Pull each line containing "назад" out of the data and copy it.

[App and web page records]
..........

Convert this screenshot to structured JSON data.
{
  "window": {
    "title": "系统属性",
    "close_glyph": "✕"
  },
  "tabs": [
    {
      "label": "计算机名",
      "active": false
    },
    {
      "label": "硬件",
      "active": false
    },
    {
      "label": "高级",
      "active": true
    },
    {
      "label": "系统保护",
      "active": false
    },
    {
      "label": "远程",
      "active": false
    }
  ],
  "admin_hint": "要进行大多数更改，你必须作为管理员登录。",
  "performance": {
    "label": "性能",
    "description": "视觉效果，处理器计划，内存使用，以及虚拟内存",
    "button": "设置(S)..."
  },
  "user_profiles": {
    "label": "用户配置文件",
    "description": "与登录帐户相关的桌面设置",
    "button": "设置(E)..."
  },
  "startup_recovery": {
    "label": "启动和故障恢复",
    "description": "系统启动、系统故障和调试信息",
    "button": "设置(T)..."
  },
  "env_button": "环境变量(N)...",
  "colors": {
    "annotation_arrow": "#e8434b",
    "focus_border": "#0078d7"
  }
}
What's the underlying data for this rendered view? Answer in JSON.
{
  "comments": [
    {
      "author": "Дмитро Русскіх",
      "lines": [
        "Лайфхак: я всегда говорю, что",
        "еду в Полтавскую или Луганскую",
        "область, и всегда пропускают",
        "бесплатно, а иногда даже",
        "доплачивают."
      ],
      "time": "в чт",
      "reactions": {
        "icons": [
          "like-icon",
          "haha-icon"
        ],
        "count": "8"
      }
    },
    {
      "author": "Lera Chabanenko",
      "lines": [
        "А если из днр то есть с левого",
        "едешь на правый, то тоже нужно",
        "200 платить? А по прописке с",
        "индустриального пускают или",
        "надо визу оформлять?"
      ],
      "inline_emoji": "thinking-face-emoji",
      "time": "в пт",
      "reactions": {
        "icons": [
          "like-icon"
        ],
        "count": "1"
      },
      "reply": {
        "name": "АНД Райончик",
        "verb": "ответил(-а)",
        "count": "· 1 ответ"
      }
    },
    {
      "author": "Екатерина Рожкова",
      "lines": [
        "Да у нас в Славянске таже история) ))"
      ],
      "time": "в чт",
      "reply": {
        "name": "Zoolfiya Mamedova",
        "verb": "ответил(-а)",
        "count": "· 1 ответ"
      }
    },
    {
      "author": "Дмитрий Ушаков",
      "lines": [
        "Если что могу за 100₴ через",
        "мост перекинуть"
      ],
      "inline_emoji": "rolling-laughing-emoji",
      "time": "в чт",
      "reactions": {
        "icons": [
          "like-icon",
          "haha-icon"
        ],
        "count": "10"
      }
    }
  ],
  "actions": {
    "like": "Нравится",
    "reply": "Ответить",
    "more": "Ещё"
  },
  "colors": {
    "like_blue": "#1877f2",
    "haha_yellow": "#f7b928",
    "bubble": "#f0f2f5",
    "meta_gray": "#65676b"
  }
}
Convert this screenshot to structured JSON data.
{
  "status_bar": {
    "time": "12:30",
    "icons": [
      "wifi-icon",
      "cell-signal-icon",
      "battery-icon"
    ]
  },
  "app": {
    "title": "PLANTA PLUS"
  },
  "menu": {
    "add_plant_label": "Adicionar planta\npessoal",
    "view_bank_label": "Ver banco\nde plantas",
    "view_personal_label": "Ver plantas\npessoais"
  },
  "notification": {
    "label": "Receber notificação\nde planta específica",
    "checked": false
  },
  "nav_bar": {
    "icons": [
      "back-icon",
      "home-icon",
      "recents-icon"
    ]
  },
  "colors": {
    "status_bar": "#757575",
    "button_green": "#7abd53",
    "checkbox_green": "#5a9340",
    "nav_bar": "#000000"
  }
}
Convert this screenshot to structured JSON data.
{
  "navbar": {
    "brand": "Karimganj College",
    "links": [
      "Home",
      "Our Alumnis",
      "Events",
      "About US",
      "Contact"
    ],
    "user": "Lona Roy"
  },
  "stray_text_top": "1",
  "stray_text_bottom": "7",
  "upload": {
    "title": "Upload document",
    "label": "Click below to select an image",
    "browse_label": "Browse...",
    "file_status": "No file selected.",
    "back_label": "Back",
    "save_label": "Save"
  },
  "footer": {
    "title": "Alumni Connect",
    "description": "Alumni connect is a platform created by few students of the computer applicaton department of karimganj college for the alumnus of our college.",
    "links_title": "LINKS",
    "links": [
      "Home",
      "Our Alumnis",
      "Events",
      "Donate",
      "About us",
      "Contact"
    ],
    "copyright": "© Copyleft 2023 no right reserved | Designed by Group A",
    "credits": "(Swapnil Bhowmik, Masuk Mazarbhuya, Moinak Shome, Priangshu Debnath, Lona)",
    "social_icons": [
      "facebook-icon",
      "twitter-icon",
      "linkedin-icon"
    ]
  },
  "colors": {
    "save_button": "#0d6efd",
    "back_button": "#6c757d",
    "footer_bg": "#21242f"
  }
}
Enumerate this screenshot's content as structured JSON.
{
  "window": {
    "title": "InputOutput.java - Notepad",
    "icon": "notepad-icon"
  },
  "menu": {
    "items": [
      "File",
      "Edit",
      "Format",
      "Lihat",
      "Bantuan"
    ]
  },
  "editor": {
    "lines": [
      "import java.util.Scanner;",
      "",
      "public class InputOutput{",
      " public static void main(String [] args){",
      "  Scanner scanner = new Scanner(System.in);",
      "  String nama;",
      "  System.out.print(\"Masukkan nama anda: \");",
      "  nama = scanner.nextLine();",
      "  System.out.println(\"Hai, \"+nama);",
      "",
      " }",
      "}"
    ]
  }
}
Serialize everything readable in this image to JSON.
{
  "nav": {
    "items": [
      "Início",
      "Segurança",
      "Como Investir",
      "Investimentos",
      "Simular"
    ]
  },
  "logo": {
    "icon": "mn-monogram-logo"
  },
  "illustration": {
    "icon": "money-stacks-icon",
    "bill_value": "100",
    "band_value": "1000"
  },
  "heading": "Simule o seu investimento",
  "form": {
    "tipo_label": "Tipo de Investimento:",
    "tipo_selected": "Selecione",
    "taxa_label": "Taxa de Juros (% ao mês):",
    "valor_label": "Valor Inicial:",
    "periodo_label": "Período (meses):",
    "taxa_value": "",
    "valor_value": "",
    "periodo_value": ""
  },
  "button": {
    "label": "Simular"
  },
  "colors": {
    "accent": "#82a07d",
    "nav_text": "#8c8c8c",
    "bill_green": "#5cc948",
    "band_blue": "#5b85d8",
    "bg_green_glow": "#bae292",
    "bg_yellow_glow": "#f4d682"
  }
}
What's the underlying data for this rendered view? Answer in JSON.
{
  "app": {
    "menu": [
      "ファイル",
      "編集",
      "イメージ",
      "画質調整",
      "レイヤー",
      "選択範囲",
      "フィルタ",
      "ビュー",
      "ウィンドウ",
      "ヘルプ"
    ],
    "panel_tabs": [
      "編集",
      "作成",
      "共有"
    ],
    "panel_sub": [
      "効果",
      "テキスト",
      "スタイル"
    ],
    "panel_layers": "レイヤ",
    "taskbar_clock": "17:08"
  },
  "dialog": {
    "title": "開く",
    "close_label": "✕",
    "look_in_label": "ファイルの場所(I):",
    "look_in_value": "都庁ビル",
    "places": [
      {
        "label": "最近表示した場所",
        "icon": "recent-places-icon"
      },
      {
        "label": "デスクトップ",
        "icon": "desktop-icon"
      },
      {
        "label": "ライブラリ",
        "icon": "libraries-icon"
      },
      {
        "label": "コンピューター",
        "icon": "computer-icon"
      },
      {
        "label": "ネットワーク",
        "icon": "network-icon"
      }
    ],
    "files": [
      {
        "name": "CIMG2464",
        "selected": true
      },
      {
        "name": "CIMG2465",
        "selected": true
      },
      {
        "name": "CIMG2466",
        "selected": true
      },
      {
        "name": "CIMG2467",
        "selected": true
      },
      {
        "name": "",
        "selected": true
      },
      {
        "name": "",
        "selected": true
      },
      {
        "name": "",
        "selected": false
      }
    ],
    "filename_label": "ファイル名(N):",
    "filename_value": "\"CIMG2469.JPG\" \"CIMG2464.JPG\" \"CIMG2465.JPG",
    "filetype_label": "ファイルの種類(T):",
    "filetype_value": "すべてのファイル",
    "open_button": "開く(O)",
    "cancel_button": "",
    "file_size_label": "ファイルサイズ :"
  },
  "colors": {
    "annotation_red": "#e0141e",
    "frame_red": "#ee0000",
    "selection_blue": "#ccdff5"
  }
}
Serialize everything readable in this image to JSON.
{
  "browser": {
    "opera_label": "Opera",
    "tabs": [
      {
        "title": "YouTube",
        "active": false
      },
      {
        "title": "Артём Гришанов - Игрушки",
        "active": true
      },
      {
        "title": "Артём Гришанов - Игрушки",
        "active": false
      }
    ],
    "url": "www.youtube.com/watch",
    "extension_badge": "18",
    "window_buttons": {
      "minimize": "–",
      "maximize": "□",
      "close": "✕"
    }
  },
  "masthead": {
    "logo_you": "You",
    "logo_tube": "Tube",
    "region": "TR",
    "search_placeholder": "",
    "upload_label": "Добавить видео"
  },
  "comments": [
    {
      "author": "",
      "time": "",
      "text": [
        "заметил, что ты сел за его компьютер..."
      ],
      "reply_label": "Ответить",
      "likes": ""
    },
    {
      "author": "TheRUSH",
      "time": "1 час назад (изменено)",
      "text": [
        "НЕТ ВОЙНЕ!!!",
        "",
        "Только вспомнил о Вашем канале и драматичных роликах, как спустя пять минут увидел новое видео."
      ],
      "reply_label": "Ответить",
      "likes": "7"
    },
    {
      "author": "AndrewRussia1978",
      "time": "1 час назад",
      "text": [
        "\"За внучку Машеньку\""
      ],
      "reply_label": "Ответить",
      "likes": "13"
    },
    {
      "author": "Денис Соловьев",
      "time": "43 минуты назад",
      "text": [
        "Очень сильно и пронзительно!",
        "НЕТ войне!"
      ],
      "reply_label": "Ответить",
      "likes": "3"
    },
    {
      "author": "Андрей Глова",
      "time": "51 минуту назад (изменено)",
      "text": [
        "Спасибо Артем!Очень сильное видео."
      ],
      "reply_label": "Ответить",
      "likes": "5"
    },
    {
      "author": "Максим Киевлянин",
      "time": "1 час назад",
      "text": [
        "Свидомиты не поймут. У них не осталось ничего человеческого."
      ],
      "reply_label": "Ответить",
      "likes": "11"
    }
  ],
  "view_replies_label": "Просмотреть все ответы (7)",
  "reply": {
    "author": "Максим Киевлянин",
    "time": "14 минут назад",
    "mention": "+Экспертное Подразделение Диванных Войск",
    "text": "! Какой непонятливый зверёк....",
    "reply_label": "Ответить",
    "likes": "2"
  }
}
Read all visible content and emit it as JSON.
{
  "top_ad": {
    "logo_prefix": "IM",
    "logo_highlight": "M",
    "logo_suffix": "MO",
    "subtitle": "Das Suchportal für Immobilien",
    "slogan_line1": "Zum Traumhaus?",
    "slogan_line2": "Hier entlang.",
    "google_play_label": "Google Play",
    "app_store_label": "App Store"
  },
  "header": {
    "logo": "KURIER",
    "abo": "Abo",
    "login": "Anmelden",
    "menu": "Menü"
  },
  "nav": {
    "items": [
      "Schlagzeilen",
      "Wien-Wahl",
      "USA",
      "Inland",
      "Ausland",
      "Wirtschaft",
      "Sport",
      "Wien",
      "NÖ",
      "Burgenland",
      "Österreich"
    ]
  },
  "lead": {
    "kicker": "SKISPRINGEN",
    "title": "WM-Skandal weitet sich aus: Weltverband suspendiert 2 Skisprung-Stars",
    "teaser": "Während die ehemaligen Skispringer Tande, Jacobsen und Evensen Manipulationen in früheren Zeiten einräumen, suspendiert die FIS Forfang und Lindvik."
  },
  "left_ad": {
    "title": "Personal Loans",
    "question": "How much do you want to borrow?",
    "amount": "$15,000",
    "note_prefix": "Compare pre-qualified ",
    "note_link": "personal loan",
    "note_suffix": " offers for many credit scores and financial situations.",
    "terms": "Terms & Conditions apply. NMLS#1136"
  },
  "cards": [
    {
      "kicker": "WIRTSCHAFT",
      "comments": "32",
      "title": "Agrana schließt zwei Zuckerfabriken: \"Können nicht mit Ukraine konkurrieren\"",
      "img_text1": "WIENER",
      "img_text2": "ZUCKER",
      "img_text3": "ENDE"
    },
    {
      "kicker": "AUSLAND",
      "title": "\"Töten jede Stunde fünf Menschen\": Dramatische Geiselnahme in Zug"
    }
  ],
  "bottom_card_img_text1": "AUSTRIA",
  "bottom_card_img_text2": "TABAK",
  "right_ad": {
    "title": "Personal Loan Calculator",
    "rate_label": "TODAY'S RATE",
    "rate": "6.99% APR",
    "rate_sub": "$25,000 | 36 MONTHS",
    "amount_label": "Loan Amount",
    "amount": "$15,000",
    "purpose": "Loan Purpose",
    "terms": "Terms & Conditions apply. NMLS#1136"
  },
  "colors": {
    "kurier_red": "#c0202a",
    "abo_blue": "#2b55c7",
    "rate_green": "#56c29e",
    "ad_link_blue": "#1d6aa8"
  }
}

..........

Exercise output >>
      "time": "1 час назад (изменено)",
      "time": "1 час назад",
      "time": "43 минуты назад",
      "time": "51 минуту назад (изменено)",
      "time": "1 час назад",
    "time": "14 минут назад",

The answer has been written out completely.